  • Haqte: Haqkhii (haʔ.kʰɤ²), Haqman (haʔ.man²), Bote (bo.te²), Lama (ku³.ku²), Haqkhun (haʔ.kʰun²), Nocte (nok.te²), Phong (pʰoŋ, Ponthai), Tutsa (tup.sa³)
  • Olo: Haqsik (haʔ.tsik), Lajo (la².jo²)
  • Ola: Kaishan (kaj².ɕan³)
  • Sandzik (san².ðik)
  • Cyokat: Chuyo (ȶu³.jo²), Gaqkat (ɡ.kaʔ), Wancho (vən³.ȶo²)
  • Kunyon: Kuku (ku³.ku²), Makyam (poŋ².ɲon³, Pongnyuan)

Lann (2018:4) lists the Aktung, Angsü-Angsa, Giiyii, Gawngkaq, Khangcyu, Khangdo, Kumgaq, Punlam, Nukyaq, and Vangtak-Vangkaq dialects as being extinct or nearly extinct.

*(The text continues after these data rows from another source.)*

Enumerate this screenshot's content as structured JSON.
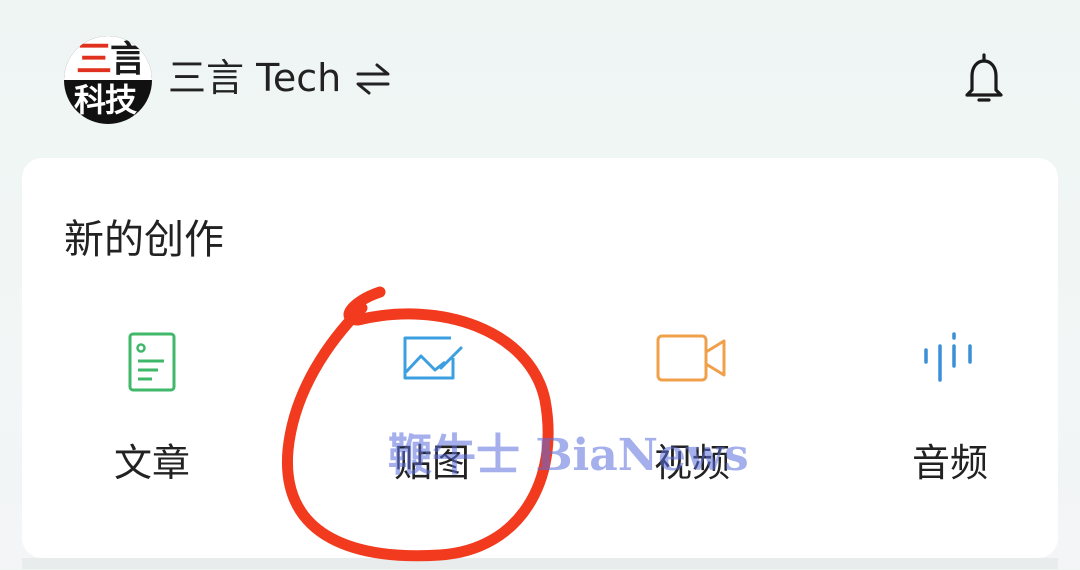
{
  "header": {
    "avatar_text_top": "三言",
    "avatar_text_bottom": "科技",
    "account_name": "三言 Tech",
    "swap_icon": "swap-icon",
    "bell_icon": "bell-icon"
  },
  "card": {
    "title": "新的创作",
    "items": [
      {
        "label": "文章",
        "icon": "document-icon",
        "color": "#3fb86a"
      },
      {
        "label": "贴图",
        "icon": "image-edit-icon",
        "color": "#3b9fe0"
      },
      {
        "label": "视频",
        "icon": "video-camera-icon",
        "color": "#f0a04a"
      },
      {
        "label": "音频",
        "icon": "audio-wave-icon",
        "color": "#3b8fd8"
      }
    ]
  },
  "annotation": {
    "circle_color": "#f23a1e",
    "watermark": "鞭牛士 BiaNews"
  }
}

References[edit]

  1. ^ "Statement 1: Abstract of speakers' strength of languages and mother tongues - 2011". www.censusindia.gov.in. Office of the Registrar General & Census Commissioner, India. Retrieved 2018-07-07. 
  2. ^ "Naga, Tangshang". Ethnologue. Retrieved 2018-07-27. 
  3. ^ "Naga, Chen-Kayu". Ethnologue. Retrieved 2018-07-27. 
  4. ^ "Naga, Lao". Ethnologue. Retrieved 2018-07-27. 
  5. ^ Hammarström, Harald; Forkel, Robert; Haspelmath, Martin, eds. (2017). "Tase Naga". Glottolog 3.0. Jena, Germany: Max Planck Institute for the Science of Human History. 
  6. ^ Rekhung, Winlang. 1988. Jugli Language Guide. Itanagar: Directorate of Research, Government of Arunachal Pradesh.
  7. ^ Rekhung, Winlang. 1988. Lungchang Language Guide. Itanagar: Directorate of Research, Government of Arunachal Pradesh.
  8. ^ Rekhung, Winlang. 1992. Tutsa Language Guide. Itanagar: Directorate of Research, Government of Arunachal Pradesh.
  9. ^ Rekhung, Winlang. 1999. Mungshang Language Guide. Itanagar: Directorate of Research, Government of Arunachal Pradesh.
  10. ^ a b c Morey, Stephen. 2017. Tangsa song language art or history? A common language or a remnant? m.s.
  11. ^ Morey, Stephen. The internal diversity of Tangsa: vocabulary and morphosyntax.

External links[edit]